Page and application data records:
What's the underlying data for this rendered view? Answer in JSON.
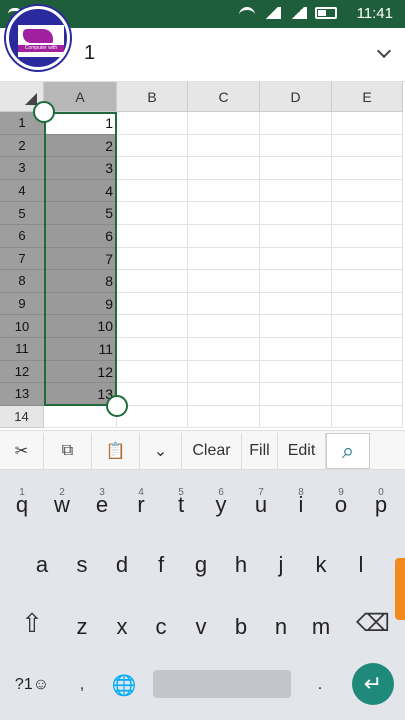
{
  "status": {
    "time": "11:41"
  },
  "logo": {
    "text": "Computer with"
  },
  "formula_bar": {
    "value": "1"
  },
  "columns": [
    "A",
    "B",
    "C",
    "D",
    "E"
  ],
  "rows": [
    {
      "num": "1",
      "a": "1"
    },
    {
      "num": "2",
      "a": "2"
    },
    {
      "num": "3",
      "a": "3"
    },
    {
      "num": "4",
      "a": "4"
    },
    {
      "num": "5",
      "a": "5"
    },
    {
      "num": "6",
      "a": "6"
    },
    {
      "num": "7",
      "a": "7"
    },
    {
      "num": "8",
      "a": "8"
    },
    {
      "num": "9",
      "a": "9"
    },
    {
      "num": "10",
      "a": "10"
    },
    {
      "num": "11",
      "a": "11"
    },
    {
      "num": "12",
      "a": "12"
    },
    {
      "num": "13",
      "a": "13"
    },
    {
      "num": "14",
      "a": ""
    }
  ],
  "toolbar": {
    "cut": "✂",
    "copy": "⧉",
    "paste": "📋",
    "more": "⌄",
    "clear": "Clear",
    "fill": "Fill",
    "edit": "Edit",
    "search": "⌕"
  },
  "keyboard": {
    "row1": [
      {
        "k": "q",
        "h": "1"
      },
      {
        "k": "w",
        "h": "2"
      },
      {
        "k": "e",
        "h": "3"
      },
      {
        "k": "r",
        "h": "4"
      },
      {
        "k": "t",
        "h": "5"
      },
      {
        "k": "y",
        "h": "6"
      },
      {
        "k": "u",
        "h": "7"
      },
      {
        "k": "i",
        "h": "8"
      },
      {
        "k": "o",
        "h": "9"
      },
      {
        "k": "p",
        "h": "0"
      }
    ],
    "row2": [
      "a",
      "s",
      "d",
      "f",
      "g",
      "h",
      "j",
      "k",
      "l"
    ],
    "row3": [
      "z",
      "x",
      "c",
      "v",
      "b",
      "n",
      "m"
    ],
    "shift": "⇧",
    "backspace": "⌫",
    "sym": "?1☺",
    "comma": ",",
    "globe": "🌐",
    "period": ".",
    "enter": "↵"
  }
}
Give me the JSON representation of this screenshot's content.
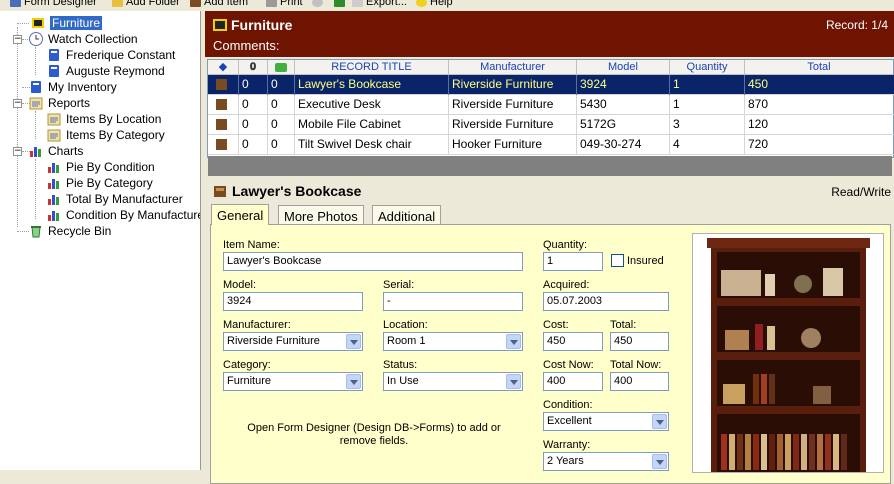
{
  "toolbar": {
    "items": [
      {
        "label": "Form Designer"
      },
      {
        "label": "Add Folder"
      },
      {
        "label": "Add Item"
      },
      {
        "label": "Print"
      },
      {
        "label": "Export..."
      },
      {
        "label": "Help"
      }
    ]
  },
  "tree": {
    "furniture": "Furniture",
    "watch_collection": "Watch Collection",
    "frederique": "Frederique Constant",
    "auguste": "Auguste Reymond",
    "my_inventory": "My Inventory",
    "reports": "Reports",
    "items_by_location": "Items By Location",
    "items_by_category": "Items By Category",
    "charts": "Charts",
    "pie_by_condition": "Pie By Condition",
    "pie_by_category": "Pie By Category",
    "total_by_manufacturer": "Total By Manufacturer",
    "condition_by_manufacturer": "Condition By Manufacturer",
    "recycle_bin": "Recycle Bin"
  },
  "header": {
    "title": "Furniture",
    "record": "Record: 1/4",
    "comments": "Comments:"
  },
  "grid": {
    "columns": [
      "0",
      "0",
      "RECORD TITLE",
      "Manufacturer",
      "Model",
      "Quantity",
      "Total"
    ],
    "rows": [
      {
        "att": "0",
        "chk": "0",
        "title": "Lawyer's Bookcase",
        "manufacturer": "Riverside Furniture",
        "model": "3924",
        "quantity": "1",
        "total": "450"
      },
      {
        "att": "0",
        "chk": "0",
        "title": "Executive Desk",
        "manufacturer": "Riverside Furniture",
        "model": "5430",
        "quantity": "1",
        "total": "870"
      },
      {
        "att": "0",
        "chk": "0",
        "title": "Mobile File Cabinet",
        "manufacturer": "Riverside Furniture",
        "model": "5172G",
        "quantity": "3",
        "total": "120"
      },
      {
        "att": "0",
        "chk": "0",
        "title": "Tilt Swivel Desk chair",
        "manufacturer": "Hooker Furniture",
        "model": "049-30-274",
        "quantity": "4",
        "total": "720"
      }
    ]
  },
  "detail": {
    "title": "Lawyer's Bookcase",
    "mode": "Read/Write",
    "tabs": [
      "General",
      "More Photos",
      "Additional"
    ],
    "fields": {
      "item_name_label": "Item Name:",
      "item_name": "Lawyer's Bookcase",
      "model_label": "Model:",
      "model": "3924",
      "serial_label": "Serial:",
      "serial": "-",
      "manufacturer_label": "Manufacturer:",
      "manufacturer": "Riverside Furniture",
      "location_label": "Location:",
      "location": "Room 1",
      "category_label": "Category:",
      "category": "Furniture",
      "status_label": "Status:",
      "status": "In Use",
      "quantity_label": "Quantity:",
      "quantity": "1",
      "insured_label": "Insured",
      "acquired_label": "Acquired:",
      "acquired": "05.07.2003",
      "cost_label": "Cost:",
      "cost": "450",
      "total_label": "Total:",
      "total": "450",
      "cost_now_label": "Cost Now:",
      "cost_now": "400",
      "total_now_label": "Total Now:",
      "total_now": "400",
      "condition_label": "Condition:",
      "condition": "Excellent",
      "warranty_label": "Warranty:",
      "warranty": "2 Years"
    },
    "hint": "Open Form Designer (Design DB->Forms) to add or remove fields."
  }
}
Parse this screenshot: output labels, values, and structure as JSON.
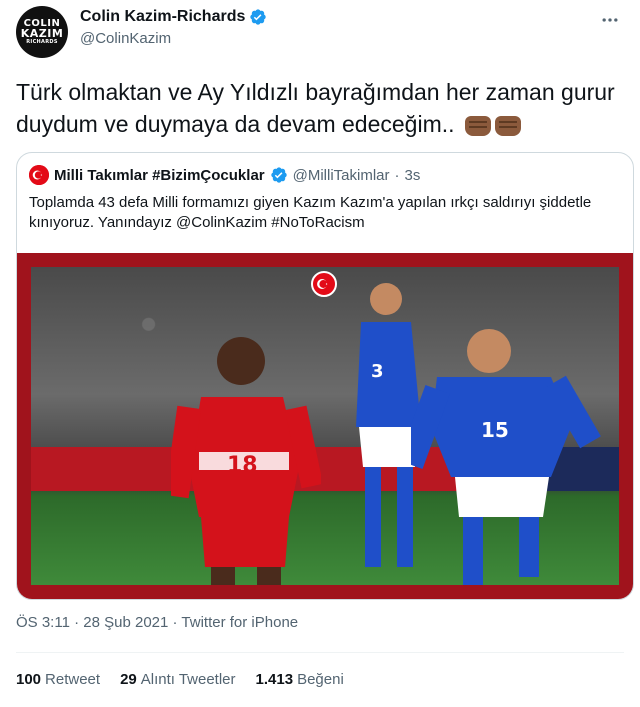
{
  "author": {
    "avatar_line1": "COLIN",
    "avatar_line2": "KAZIM",
    "avatar_line3": "RICHARDS",
    "display_name": "Colin Kazim-Richards",
    "handle": "@ColinKazim",
    "verified": true
  },
  "tweet": {
    "text": "Türk olmaktan ve Ay Yıldızlı bayrağımdan her zaman gurur duydum ve duymaya da devam edeceğim..",
    "emoji": [
      "fist-emoji",
      "fist-emoji"
    ]
  },
  "quoted": {
    "display_name": "Milli Takımlar #BizimÇocuklar",
    "handle": "@MilliTakimlar",
    "separator": "·",
    "time": "3s",
    "text": "Toplamda 43 defa Milli formamızı giyen Kazım Kazım'a yapılan ırkçı saldırıyı şiddetle kınıyoruz. Yanındayız @ColinKazim #NoToRacism",
    "photo_numbers": [
      "18",
      "15",
      "3"
    ]
  },
  "meta": {
    "time": "ÖS 3:11",
    "separator1": "·",
    "date": "28 Şub 2021",
    "separator2": "·",
    "source": "Twitter for iPhone"
  },
  "stats": {
    "retweets_count": "100",
    "retweets_label": "Retweet",
    "quotes_count": "29",
    "quotes_label": "Alıntı Tweetler",
    "likes_count": "1.413",
    "likes_label": "Beğeni"
  },
  "colors": {
    "verified": "#1d9bf0",
    "turkey_red": "#e30a17",
    "frame_red": "#a0131c",
    "azerbaijan_blue": "#1f4fc9"
  },
  "icons": {
    "more": "more-icon"
  }
}
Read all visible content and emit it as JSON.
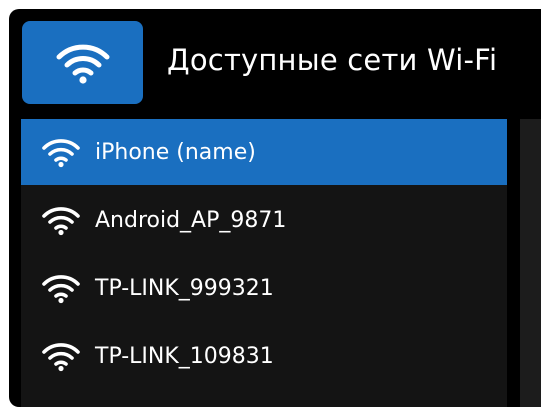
{
  "header": {
    "title": "Доступные сети Wi-Fi",
    "icon": "wifi-icon"
  },
  "networks": [
    {
      "ssid": "iPhone (name)",
      "selected": true,
      "icon": "wifi-icon"
    },
    {
      "ssid": "Android_AP_9871",
      "selected": false,
      "icon": "wifi-icon"
    },
    {
      "ssid": "TP-LINK_999321",
      "selected": false,
      "icon": "wifi-icon"
    },
    {
      "ssid": "TP-LINK_109831",
      "selected": false,
      "icon": "wifi-icon"
    }
  ],
  "colors": {
    "accent": "#1a6fc0",
    "background": "#000000",
    "list_background": "#141414",
    "text": "#ffffff"
  }
}
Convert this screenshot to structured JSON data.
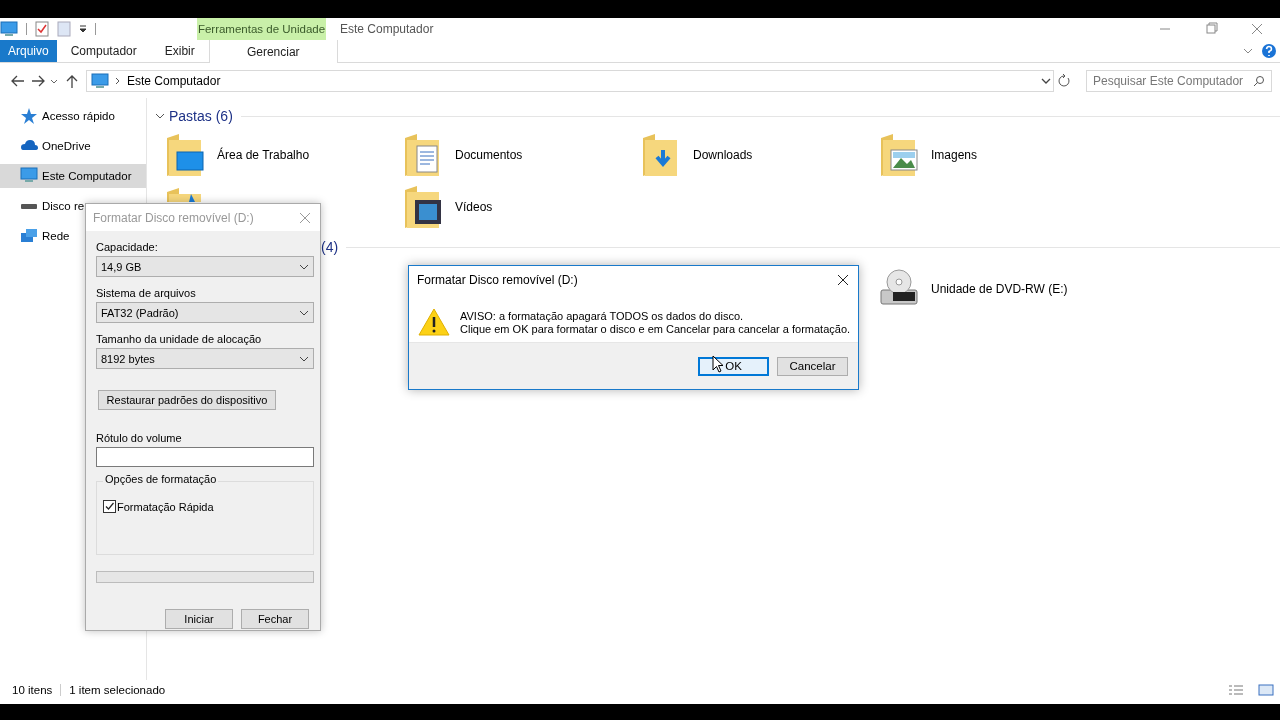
{
  "ribbon": {
    "context_group": "Ferramentas de Unidade",
    "window_title": "Este Computador",
    "tabs": [
      {
        "label": "Arquivo",
        "kind": "file"
      },
      {
        "label": "Computador",
        "kind": "normal"
      },
      {
        "label": "Exibir",
        "kind": "normal"
      },
      {
        "label": "Gerenciar",
        "kind": "contextual"
      }
    ]
  },
  "address_bar": {
    "path": "Este Computador"
  },
  "search": {
    "placeholder": "Pesquisar Este Computador"
  },
  "sidebar": {
    "items": [
      {
        "label": "Acesso rápido",
        "kind": "quick",
        "selected": false
      },
      {
        "label": "OneDrive",
        "kind": "cloud",
        "selected": false
      },
      {
        "label": "Este Computador",
        "kind": "pc",
        "selected": true
      },
      {
        "label": "Disco re",
        "kind": "drive",
        "selected": false
      },
      {
        "label": "Rede",
        "kind": "network",
        "selected": false
      }
    ]
  },
  "sections": [
    {
      "title": "Pastas (6)",
      "kind": "folders",
      "items": [
        {
          "kind": "desktop",
          "label": "Área de Trabalho",
          "selected": false
        },
        {
          "kind": "documents",
          "label": "Documentos",
          "selected": false
        },
        {
          "kind": "downloads",
          "label": "Downloads",
          "selected": false
        },
        {
          "kind": "pictures",
          "label": "Imagens",
          "selected": false
        },
        {
          "kind": "music"
        },
        {
          "kind": "videos",
          "label": "Vídeos",
          "selected": false
        }
      ]
    },
    {
      "title": "(4)",
      "kind": "drives",
      "items": [
        {
          "kind": "dvd",
          "label": "Unidade de DVD-RW (E:)",
          "selected": false
        }
      ]
    }
  ],
  "status_bar": {
    "item_count": "10 itens",
    "selection": "1 item selecionado"
  },
  "format_dialog": {
    "title": "Formatar Disco removível (D:)",
    "active": false,
    "fields": [
      {
        "label": "Capacidade:",
        "value": "14,9 GB"
      },
      {
        "label": "Sistema de arquivos",
        "value": "FAT32 (Padrão)"
      },
      {
        "label": "Tamanho da unidade de alocação",
        "value": "8192 bytes"
      }
    ],
    "restore_button": "Restaurar padrões do dispositivo",
    "volume_label": {
      "label": "Rótulo do volume"
    },
    "options": {
      "title": "Opções de formatação",
      "checkbox": {
        "label": "Formatação Rápida",
        "checked": true
      }
    },
    "progress": {
      "level": 0
    },
    "buttons": [
      "Iniciar",
      "Fechar"
    ]
  },
  "warning_dialog": {
    "title": "Formatar Disco removível (D:)",
    "active": true,
    "message": [
      "AVISO: a formatação apagará TODOS os dados do disco.",
      "Clique em OK para formatar o disco e em Cancelar para cancelar a formatação."
    ],
    "buttons": [
      {
        "label": "OK",
        "default": true
      },
      {
        "label": "Cancelar",
        "default": false
      }
    ]
  }
}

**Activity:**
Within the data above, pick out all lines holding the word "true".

**Solution to this exercise:**
    "verified": true
      "selected": true,
        "selected": true
        "checked": true
    "active": true,
        "default": true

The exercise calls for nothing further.